The problem: If pictures are present, leave them out, and copy the data word for word.

------------------------------------------------

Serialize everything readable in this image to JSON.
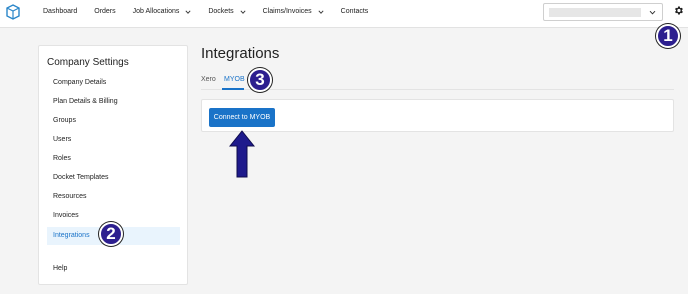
{
  "header": {
    "logo_icon": "box-logo-icon",
    "nav": [
      {
        "label": "Dashboard",
        "dropdown": false
      },
      {
        "label": "Orders",
        "dropdown": false
      },
      {
        "label": "Job Allocations",
        "dropdown": true
      },
      {
        "label": "Dockets",
        "dropdown": true
      },
      {
        "label": "Claims/Invoices",
        "dropdown": true
      },
      {
        "label": "Contacts",
        "dropdown": false
      }
    ],
    "company_select_icon": "chevron-down-icon",
    "settings_icon": "gear-icon"
  },
  "sidebar": {
    "title": "Company Settings",
    "items": [
      {
        "label": "Company Details"
      },
      {
        "label": "Plan Details & Billing"
      },
      {
        "label": "Groups"
      },
      {
        "label": "Users"
      },
      {
        "label": "Roles"
      },
      {
        "label": "Docket Templates"
      },
      {
        "label": "Resources"
      },
      {
        "label": "Invoices"
      },
      {
        "label": "Integrations",
        "active": true
      },
      {
        "label": "Help"
      }
    ]
  },
  "main": {
    "title": "Integrations",
    "tabs": [
      {
        "label": "Xero",
        "active": false
      },
      {
        "label": "MYOB",
        "active": true
      }
    ],
    "connect_button": "Connect to MYOB"
  },
  "annotations": {
    "badges": [
      "1",
      "2",
      "3"
    ],
    "arrow_icon": "up-arrow-icon"
  },
  "colors": {
    "accent": "#1a73c8",
    "active_bg": "#e9f4fd",
    "badge": "#2d1f8f",
    "arrow": "#1e1a8c"
  }
}
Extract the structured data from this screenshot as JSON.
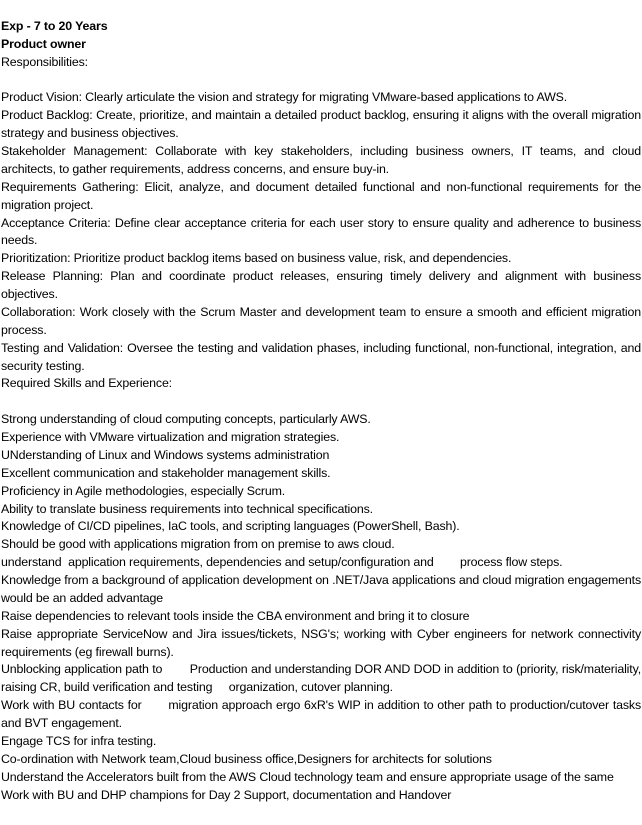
{
  "header": {
    "experience": "Exp - 7 to 20 Years",
    "role": "Product owner",
    "responsibilities_heading": "Responsibilities:"
  },
  "responsibilities": [
    "Product Vision: Clearly articulate the vision and strategy for migrating VMware-based applications to AWS.",
    "Product Backlog: Create, prioritize, and maintain a detailed product backlog, ensuring it aligns with the overall migration strategy and business objectives.",
    "Stakeholder Management: Collaborate with key stakeholders, including business owners, IT teams, and cloud architects, to gather requirements, address concerns, and ensure buy-in.",
    "Requirements Gathering: Elicit, analyze, and document detailed functional and non-functional requirements for the migration project.",
    "Acceptance Criteria: Define clear acceptance criteria for each user story to ensure quality and adherence to business needs.",
    "Prioritization: Prioritize product backlog items based on business value, risk, and dependencies.",
    "Release Planning: Plan and coordinate product releases, ensuring timely delivery and alignment with business objectives.",
    "Collaboration: Work closely with the Scrum Master and development team to ensure a smooth and efficient migration process.",
    "Testing and Validation: Oversee the testing and validation phases, including functional, non-functional, integration, and security testing."
  ],
  "skills_heading": "Required Skills and Experience:",
  "skills": [
    "Strong understanding of cloud computing concepts, particularly AWS.",
    "Experience with VMware virtualization and migration strategies.",
    "UNderstanding of Linux and Windows systems administration",
    "Excellent communication and stakeholder management skills.",
    "Proficiency in Agile methodologies, especially Scrum.",
    "Ability to translate business requirements into technical specifications.",
    "Knowledge of CI/CD pipelines, IaC tools, and scripting languages (PowerShell, Bash).",
    "Should be good with applications migration from on premise to aws cloud.",
    "understand  application requirements, dependencies and setup/configuration and        process flow steps.",
    "Knowledge from a background of application development on .NET/Java applications and cloud migration engagements would be an added advantage",
    "Raise dependencies to relevant tools inside the CBA environment and bring it to closure",
    "Raise appropriate ServiceNow and Jira issues/tickets, NSG's; working with Cyber engineers for network connectivity requirements (eg firewall burns).",
    "Unblocking application path to        Production and understanding DOR AND DOD in addition to (priority, risk/materiality, raising CR, build verification and testing     organization, cutover planning.",
    "Work with BU contacts for       migration approach ergo 6xR's WIP in addition to other path to production/cutover tasks and BVT engagement.",
    "Engage TCS for infra testing.",
    "Co-ordination with Network team,Cloud business office,Designers for architects for solutions",
    "Understand the Accelerators built from the AWS Cloud technology team and ensure appropriate usage of the same",
    "Work with BU and DHP champions for Day 2 Support, documentation and Handover"
  ]
}
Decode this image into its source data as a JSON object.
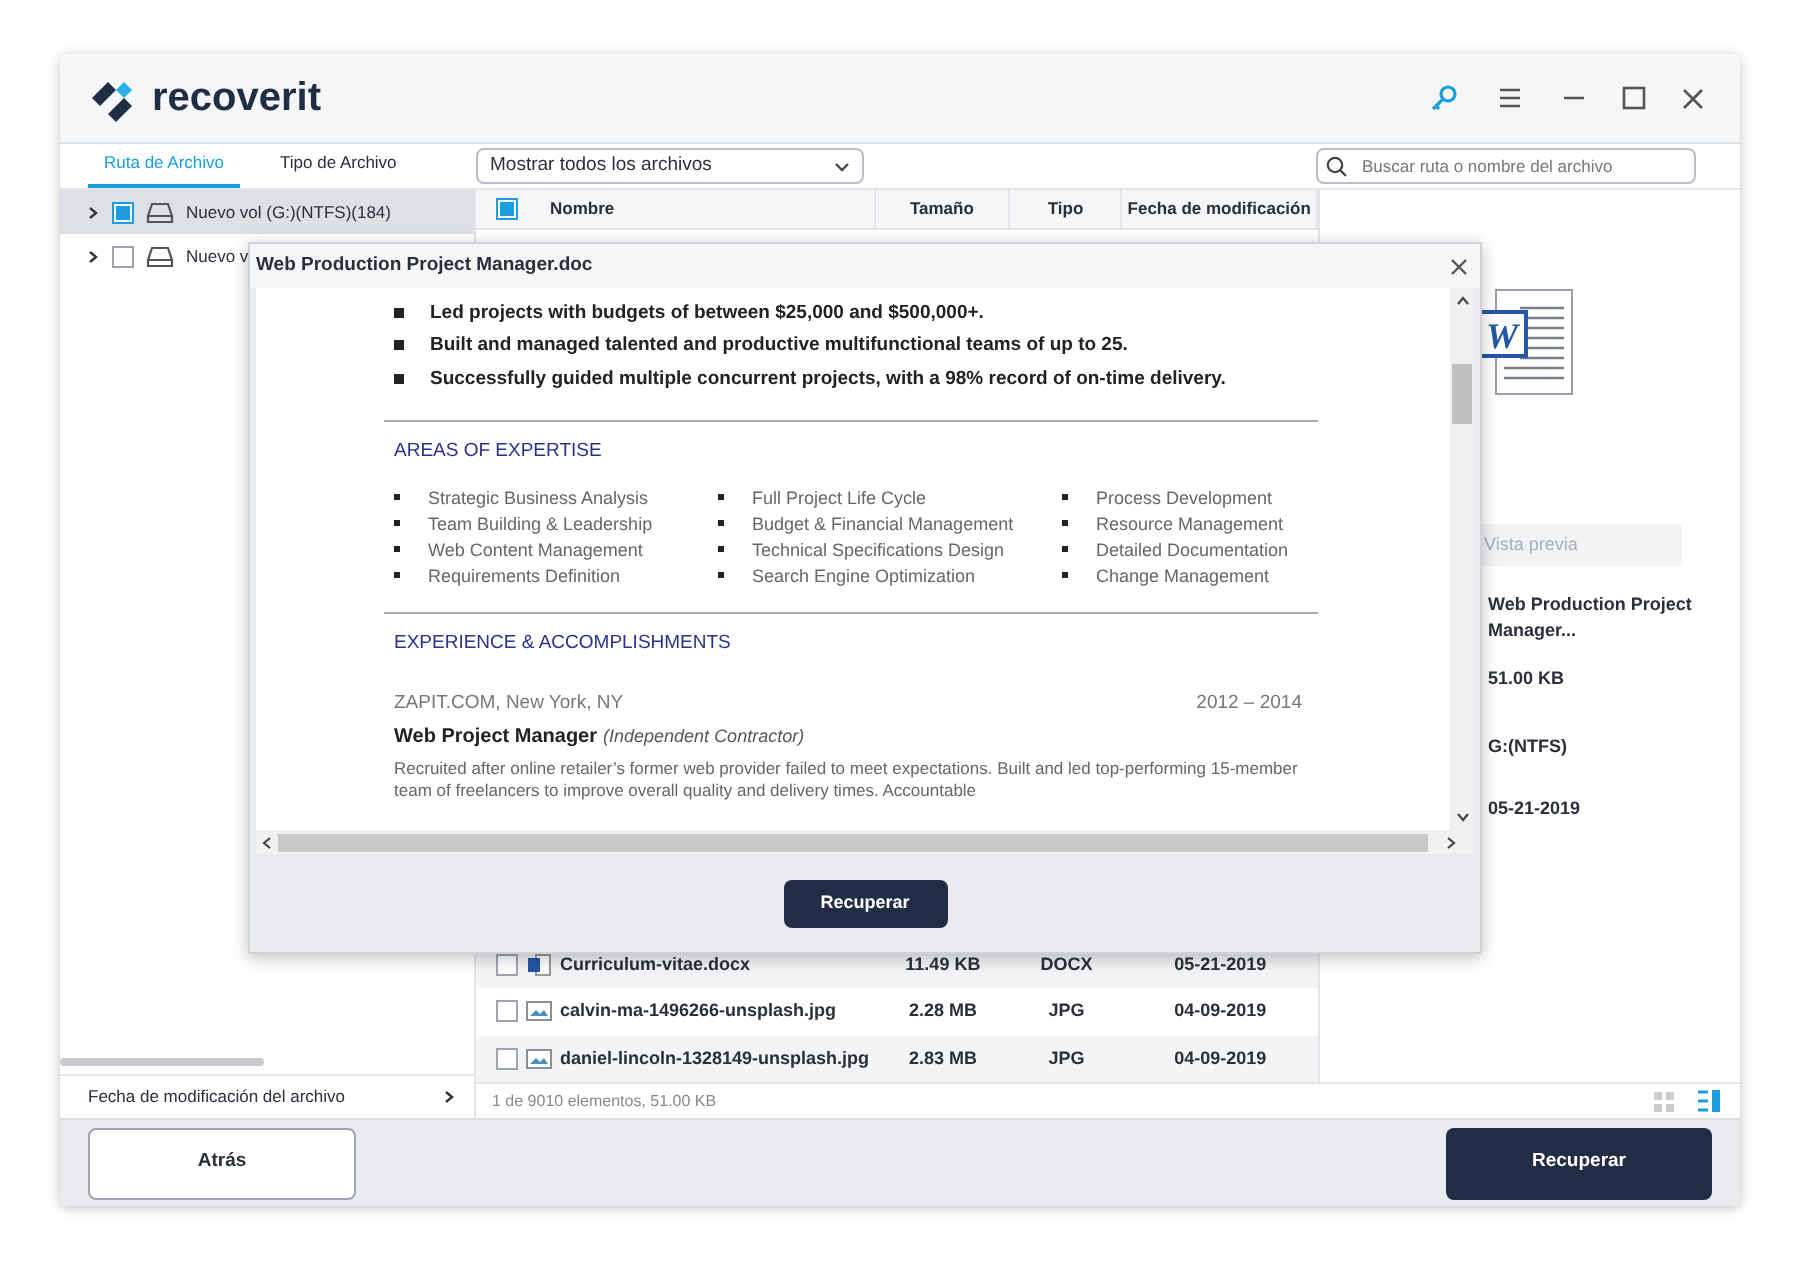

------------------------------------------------

Task answer:
Serialize everything readable in this image to JSON.
{
  "header": {
    "logo_icon": "box-logo-icon",
    "nav": [
      {
        "label": "Dashboard",
        "dropdown": false
      },
      {
        "label": "Orders",
        "dropdown": false
      },
      {
        "label": "Job Allocations",
        "dropdown": true
      },
      {
        "label": "Dockets",
        "dropdown": true
      },
      {
        "label": "Claims/Invoices",
        "dropdown": true
      },
      {
        "label": "Contacts",
        "dropdown": false
      }
    ],
    "company_select_icon": "chevron-down-icon",
    "settings_icon": "gear-icon"
  },
  "sidebar": {
    "title": "Company Settings",
    "items": [
      {
        "label": "Company Details"
      },
      {
        "label": "Plan Details & Billing"
      },
      {
        "label": "Groups"
      },
      {
        "label": "Users"
      },
      {
        "label": "Roles"
      },
      {
        "label": "Docket Templates"
      },
      {
        "label": "Resources"
      },
      {
        "label": "Invoices"
      },
      {
        "label": "Integrations",
        "active": true
      },
      {
        "label": "Help"
      }
    ]
  },
  "main": {
    "title": "Integrations",
    "tabs": [
      {
        "label": "Xero",
        "active": false
      },
      {
        "label": "MYOB",
        "active": true
      }
    ],
    "connect_button": "Connect to MYOB"
  },
  "annotations": {
    "badges": [
      "1",
      "2",
      "3"
    ],
    "arrow_icon": "up-arrow-icon"
  },
  "colors": {
    "accent": "#1a73c8",
    "active_bg": "#e9f4fd",
    "badge": "#2d1f8f",
    "arrow": "#1e1a8c"
  }
}
Extract the structured data from this screenshot as JSON.
{
  "header": {
    "experience": "Exp - 7 to 20 Years",
    "role": "Product owner",
    "responsibilities_heading": "Responsibilities:"
  },
  "responsibilities": [
    "Product Vision: Clearly articulate the vision and strategy for migrating VMware-based applications to AWS.",
    "Product Backlog: Create, prioritize, and maintain a detailed product backlog, ensuring it aligns with the overall migration strategy and business objectives.",
    "Stakeholder Management: Collaborate with key stakeholders, including business owners, IT teams, and cloud architects, to gather requirements, address concerns, and ensure buy-in.",
    "Requirements Gathering: Elicit, analyze, and document detailed functional and non-functional requirements for the migration project.",
    "Acceptance Criteria: Define clear acceptance criteria for each user story to ensure quality and adherence to business needs.",
    "Prioritization: Prioritize product backlog items based on business value, risk, and dependencies.",
    "Release Planning: Plan and coordinate product releases, ensuring timely delivery and alignment with business objectives.",
    "Collaboration: Work closely with the Scrum Master and development team to ensure a smooth and efficient migration process.",
    "Testing and Validation: Oversee the testing and validation phases, including functional, non-functional, integration, and security testing."
  ],
  "skills_heading": "Required Skills and Experience:",
  "skills": [
    "Strong understanding of cloud computing concepts, particularly AWS.",
    "Experience with VMware virtualization and migration strategies.",
    "UNderstanding of Linux and Windows systems administration",
    "Excellent communication and stakeholder management skills.",
    "Proficiency in Agile methodologies, especially Scrum.",
    "Ability to translate business requirements into technical specifications.",
    "Knowledge of CI/CD pipelines, IaC tools, and scripting languages (PowerShell, Bash).",
    "Should be good with applications migration from on premise to aws cloud.",
    "understand  application requirements, dependencies and setup/configuration and        process flow steps.",
    "Knowledge from a background of application development on .NET/Java applications and cloud migration engagements would be an added advantage",
    "Raise dependencies to relevant tools inside the CBA environment and bring it to closure",
    "Raise appropriate ServiceNow and Jira issues/tickets, NSG's; working with Cyber engineers for network connectivity requirements (eg firewall burns).",
    "Unblocking application path to        Production and understanding DOR AND DOD in addition to (priority, risk/materiality, raising CR, build verification and testing     organization, cutover planning.",
    "Work with BU contacts for       migration approach ergo 6xR's WIP in addition to other path to production/cutover tasks and BVT engagement.",
    "Engage TCS for infra testing.",
    "Co-ordination with Network team,Cloud business office,Designers for architects for solutions",
    "Understand the Accelerators built from the AWS Cloud technology team and ensure appropriate usage of the same",
    "Work with BU and DHP champions for Day 2 Support, documentation and Handover"
  ]
}
Decode this image into its source data as a JSON object.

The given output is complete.